To set the scene: My truck and I had just driven 25 miles up a seldom-used gravel road that is a spur off a seldom-used paved road that connects two seldom-visited towns. About a foot of new snow had been expertly plowed by a brave county driver whom I will not disparage.
In four-wheel-drive for about 10 miles, Id reached my destination and was turning the truck around. (This truck has made special guest appearances in previous stories, such as the time last spring when my wife and I had to leave it stranded in Utah. I dont see a trend here do you?)
I was completing part three of a three-point turn, making sure the truck was to the side so other vehicles (what other vehicles?) could get by. Thats when the right front took a sudden downward dive.
Talk about a sinking feeling.
In this section the plow blade had extended beyond the road surface, clearing a swath directly over a hidden culvert.
I stopped my forward momentum, swung the wheel to the left and tried to back up. This caused the vehicle to swing sideways, and the left front to also drop into the culvert.
The truck was now nearly perpendicular in the road. Tires straight as possible, I tried backing up again. Just spinning my wheels. Time to get out and take stock.
Tires mired in snow. Ice coating the slope of the culvert. Ice and snow covering the road. Embarrassment blanketing my psyche.
Not to overplay my situation.
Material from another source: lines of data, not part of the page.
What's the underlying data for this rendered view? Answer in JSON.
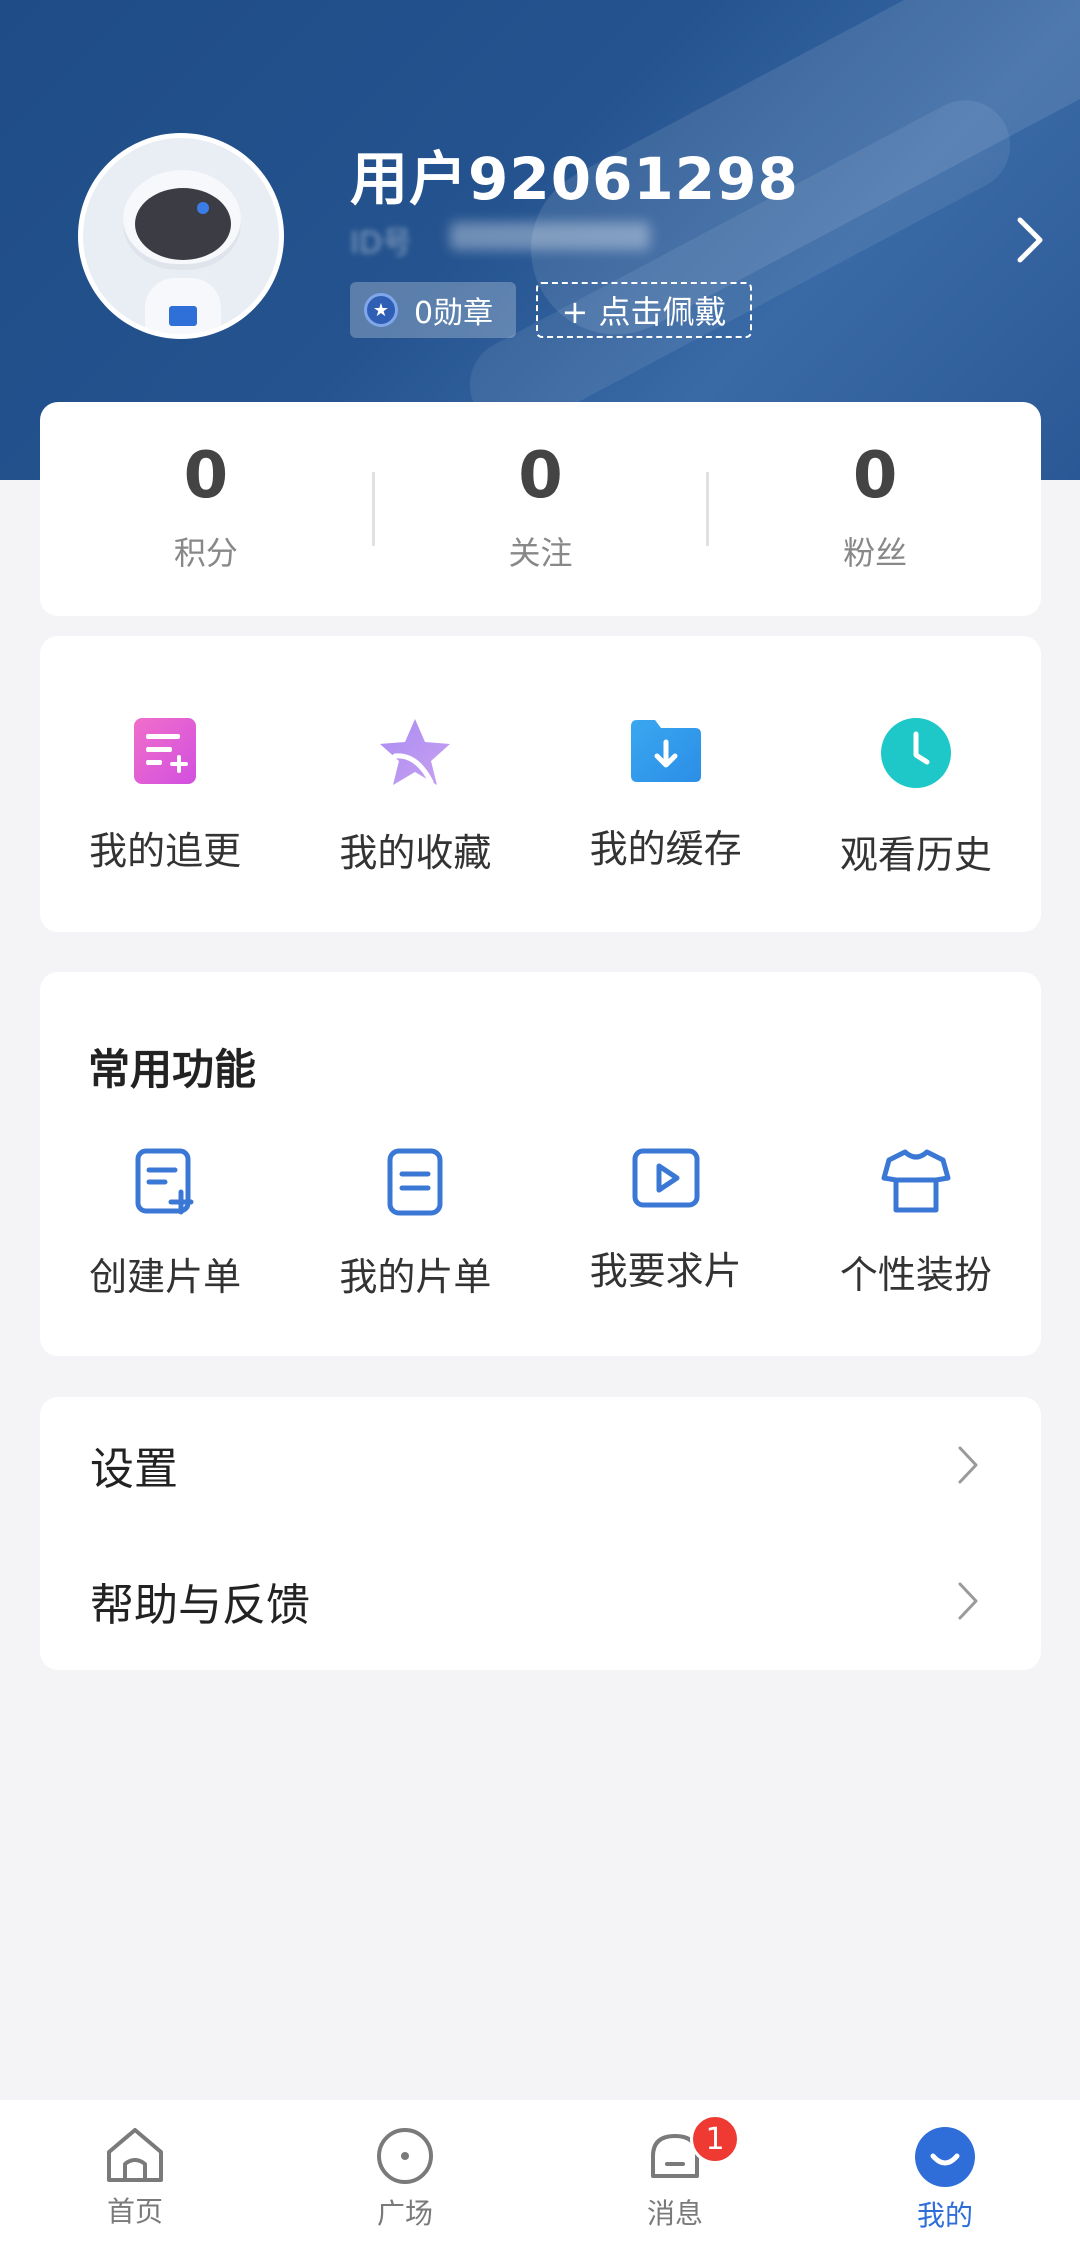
{
  "profile": {
    "username": "用户92061298",
    "id_label": "ID号",
    "medal_text": "0勋章",
    "wear_button": "+ 点击佩戴"
  },
  "stats": [
    {
      "value": "0",
      "label": "积分"
    },
    {
      "value": "0",
      "label": "关注"
    },
    {
      "value": "0",
      "label": "粉丝"
    }
  ],
  "quick_actions": [
    {
      "label": "我的追更",
      "icon": "updates-icon"
    },
    {
      "label": "我的收藏",
      "icon": "star-icon"
    },
    {
      "label": "我的缓存",
      "icon": "download-folder-icon"
    },
    {
      "label": "观看历史",
      "icon": "clock-icon"
    }
  ],
  "common": {
    "title": "常用功能",
    "items": [
      {
        "label": "创建片单",
        "icon": "create-list-icon"
      },
      {
        "label": "我的片单",
        "icon": "list-icon"
      },
      {
        "label": "我要求片",
        "icon": "play-request-icon"
      },
      {
        "label": "个性装扮",
        "icon": "shirt-icon"
      }
    ]
  },
  "menu": [
    {
      "label": "设置"
    },
    {
      "label": "帮助与反馈"
    }
  ],
  "tabbar": {
    "tabs": [
      {
        "label": "首页",
        "icon": "home-icon"
      },
      {
        "label": "广场",
        "icon": "plaza-icon"
      },
      {
        "label": "消息",
        "icon": "bell-icon",
        "badge": "1"
      },
      {
        "label": "我的",
        "icon": "profile-icon",
        "active": true
      }
    ]
  },
  "colors": {
    "header_blue": "#24538f",
    "accent_blue": "#2f6ed9",
    "badge_red": "#ee3a32"
  }
}
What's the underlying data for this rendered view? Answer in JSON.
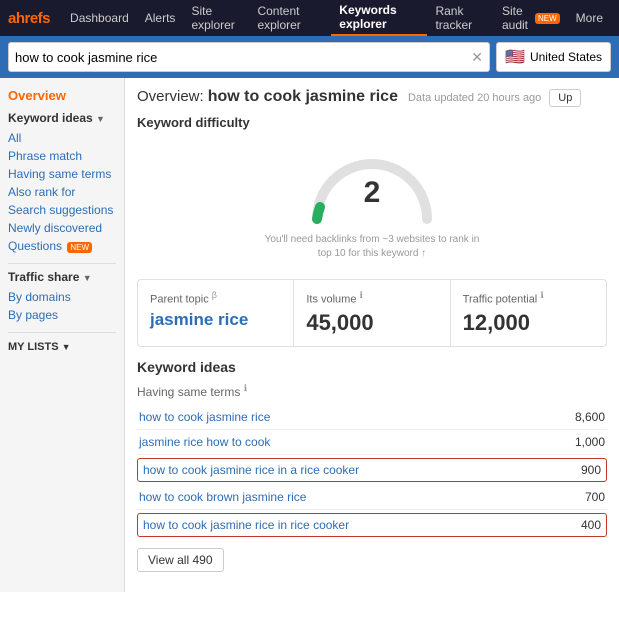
{
  "nav": {
    "logo": "ahrefs",
    "items": [
      {
        "label": "Dashboard",
        "active": false
      },
      {
        "label": "Alerts",
        "active": false
      },
      {
        "label": "Site explorer",
        "active": false
      },
      {
        "label": "Content explorer",
        "active": false
      },
      {
        "label": "Keywords explorer",
        "active": true
      },
      {
        "label": "Rank tracker",
        "active": false
      },
      {
        "label": "Site audit",
        "active": false,
        "badge": "NEW"
      },
      {
        "label": "More",
        "active": false
      }
    ]
  },
  "search": {
    "query": "how to cook jasmine rice",
    "country": "United States"
  },
  "sidebar": {
    "overview_label": "Overview",
    "keyword_ideas_label": "Keyword ideas",
    "links": [
      {
        "label": "All",
        "active": false
      },
      {
        "label": "Phrase match",
        "active": false
      },
      {
        "label": "Having same terms",
        "active": false
      },
      {
        "label": "Also rank for",
        "active": false
      },
      {
        "label": "Search suggestions",
        "active": false
      },
      {
        "label": "Newly discovered",
        "active": false
      },
      {
        "label": "Questions",
        "active": false,
        "badge": "NEW"
      }
    ],
    "traffic_share_label": "Traffic share",
    "traffic_links": [
      {
        "label": "By domains"
      },
      {
        "label": "By pages"
      }
    ],
    "my_lists_label": "MY LISTS"
  },
  "overview": {
    "title": "Overview:",
    "keyword": "how to cook jasmine rice",
    "data_updated": "Data updated 20 hours ago",
    "update_btn": "Up",
    "kd_label": "Keyword difficulty",
    "kd_value": "2",
    "kd_note": "You'll need backlinks from ~3 websites to rank in top 10 for this keyword ↑",
    "parent_topic_label": "Parent topic",
    "parent_topic_value": "jasmine rice",
    "volume_label": "Its volume",
    "volume_value": "45,000",
    "traffic_potential_label": "Traffic potential",
    "traffic_potential_value": "12,000",
    "keyword_ideas_label": "Keyword ideas",
    "having_same_terms_label": "Having same terms",
    "keyword_rows": [
      {
        "keyword": "how to cook jasmine rice",
        "count": "8,600",
        "highlighted": false
      },
      {
        "keyword": "jasmine rice how to cook",
        "count": "1,000",
        "highlighted": false
      },
      {
        "keyword": "how to cook jasmine rice in a rice cooker",
        "count": "900",
        "highlighted": true
      },
      {
        "keyword": "how to cook brown jasmine rice",
        "count": "700",
        "highlighted": false
      },
      {
        "keyword": "how to cook jasmine rice in rice cooker",
        "count": "400",
        "highlighted": true
      }
    ],
    "view_all_label": "View all 490"
  }
}
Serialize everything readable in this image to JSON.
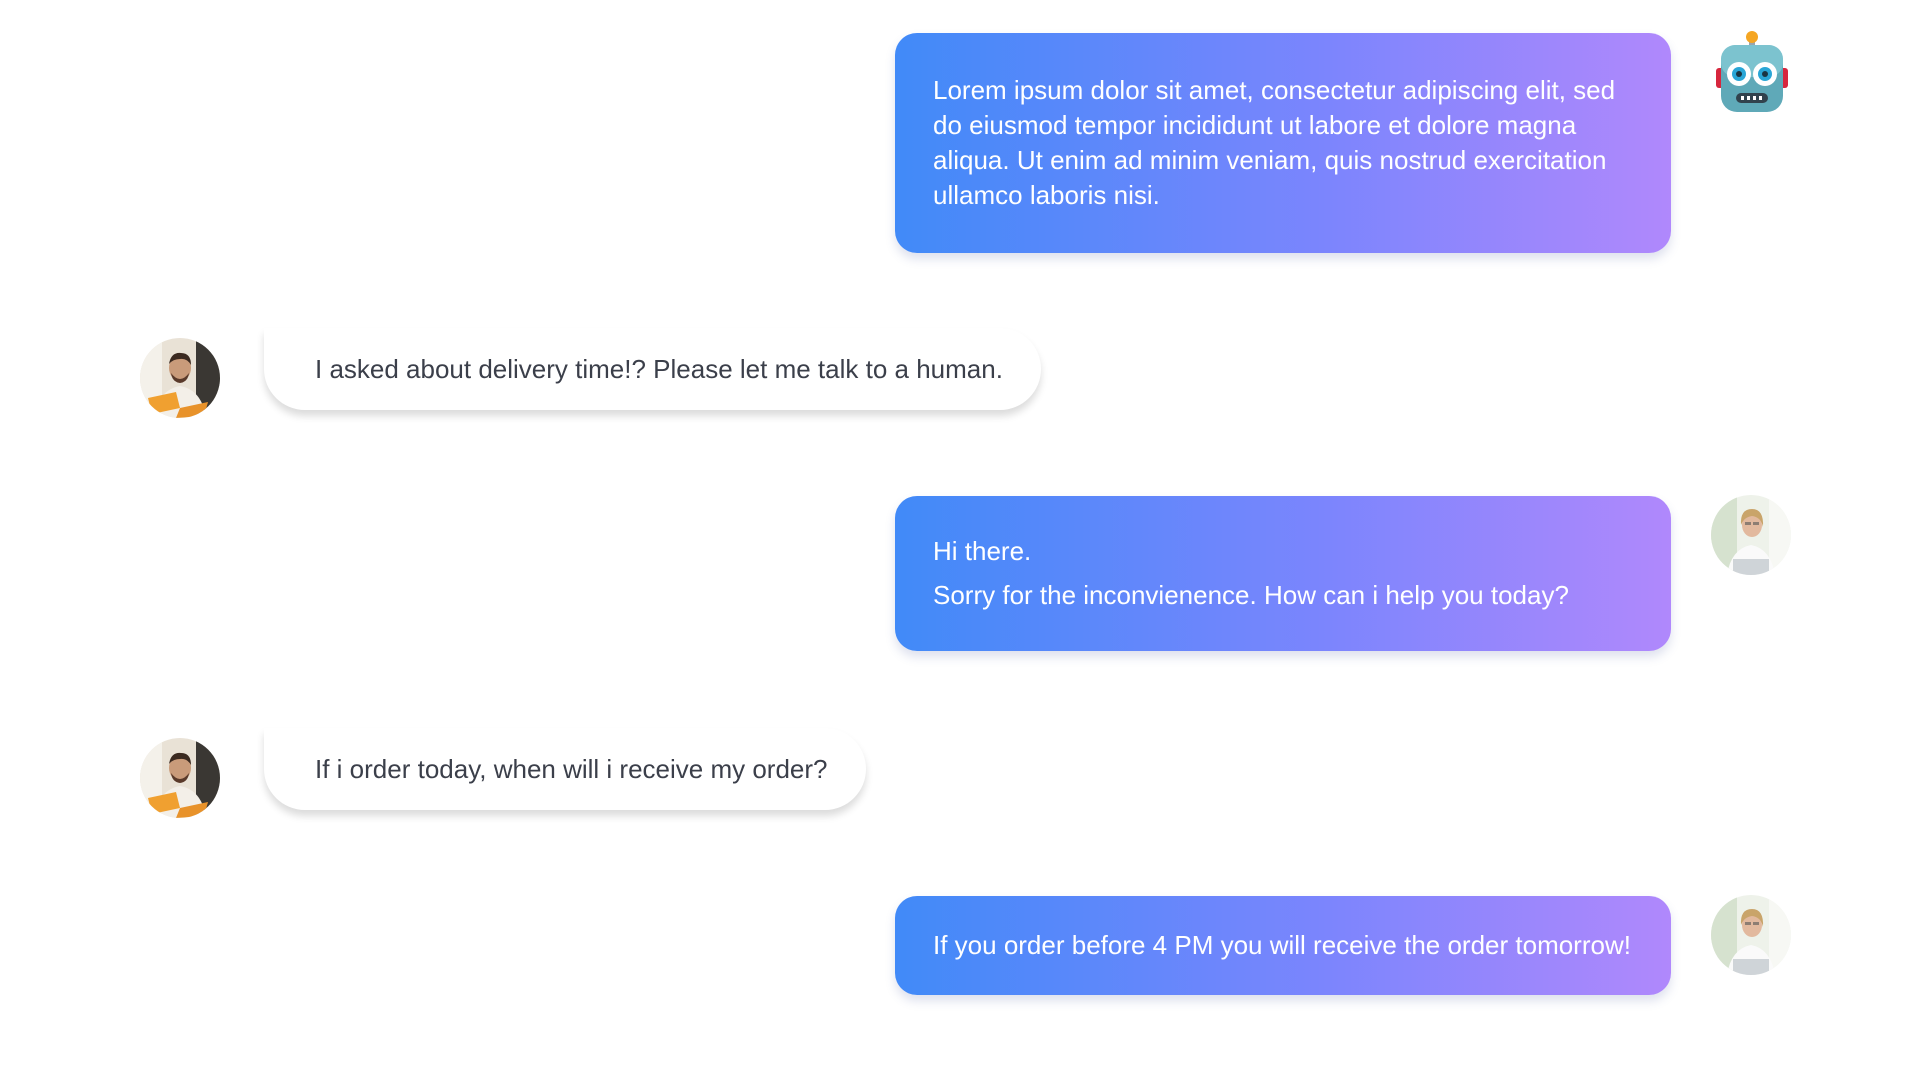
{
  "conversation": {
    "messages": [
      {
        "sender": "bot",
        "avatar_icon": "robot-icon",
        "lines": [
          "Lorem ipsum dolor sit amet, consectetur adipiscing elit, sed do eiusmod  tempor incididunt ut labore et dolore magna aliqua. Ut enim ad minim  veniam, quis nostrud exercitation ullamco laboris nisi."
        ]
      },
      {
        "sender": "customer",
        "avatar_icon": "customer-avatar",
        "text": "I asked about delivery time!? Please let me talk to a human."
      },
      {
        "sender": "agent",
        "avatar_icon": "agent-avatar",
        "lines": [
          "Hi there.",
          "Sorry for the inconvienence. How can i help you today?"
        ]
      },
      {
        "sender": "customer",
        "avatar_icon": "customer-avatar",
        "text": "If i order today, when will i receive my order?"
      },
      {
        "sender": "agent",
        "avatar_icon": "agent-avatar",
        "lines": [
          "If you order before 4 PM you will receive the order tomorrow!"
        ]
      }
    ]
  },
  "colors": {
    "outgoing_gradient_start": "#418af8",
    "outgoing_gradient_end": "#b088fc",
    "incoming_bubble": "#ffffff",
    "incoming_text": "#3b3f4a",
    "outgoing_text": "#ffffff"
  }
}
As yet, it was nowhere close to life-or-death. This wasnt Aron Ralston with his arm wedged between a boulder and a deep sandstone cleft in Utahs Blue John Canyon. This wasnt Capt. Robert Scott hopelessly stuck in a raging blizzard near the South Pole.
Perhaps someone would drive by. At worst, a phone call or two assuming I could get a cell signal would instigate a long and expensive trip by a tow truck. But first, was there a fix?
My gear was limited: In the truck bed were jumper cables, a jack, an avalanche shovel and a pouch of tools. The shovel was helpful. After that what I needed was something to chip away ice from the road, and give the tires some gravel to grip. The hammers claw might suffice.
Soon the snow was gone from under and around the truck. A half-inch thick, the ice cometh off the road not so quickly. The claw wasnt quite the right angle, and the truck body and mudflaps got in the way. When skin peeled away from my left index finger, I switched to my right hand.
I kept at this for an hour, driven by the fear of an unsuccessful attempt creating an even slicker path. It was time.
At first, more whirring rubber. I rocked the truck to create a small run-up path. One more time brought the truck a few inches farther, and I let off the accelerator. Just then, something wonderful happened. It felt like an invisible hand gave the truck a shove. More believably, the wheels found traction. The truck was moving. I gently gave some gas, and the truck was free ... and suddenly heading backward rapidly.
Later I laughed at the image: The truck shooting across the road and the back tires lodging in a culvert on the opposite side.
That did not happen.
Indeed, I was reprieved, out of jail, given a second life. My planned journey continued. That day, I more appreciated the small things, howled with the coyotes, marveled at snow crystals sparkling under a full moon that illuminated the night.
When you think about it, maybe thats what adventure is: Creating a scenario in which you star as a hero of your own foolishness.
firstname.lastname@example.org. John Peel writes a weekly human-interest column.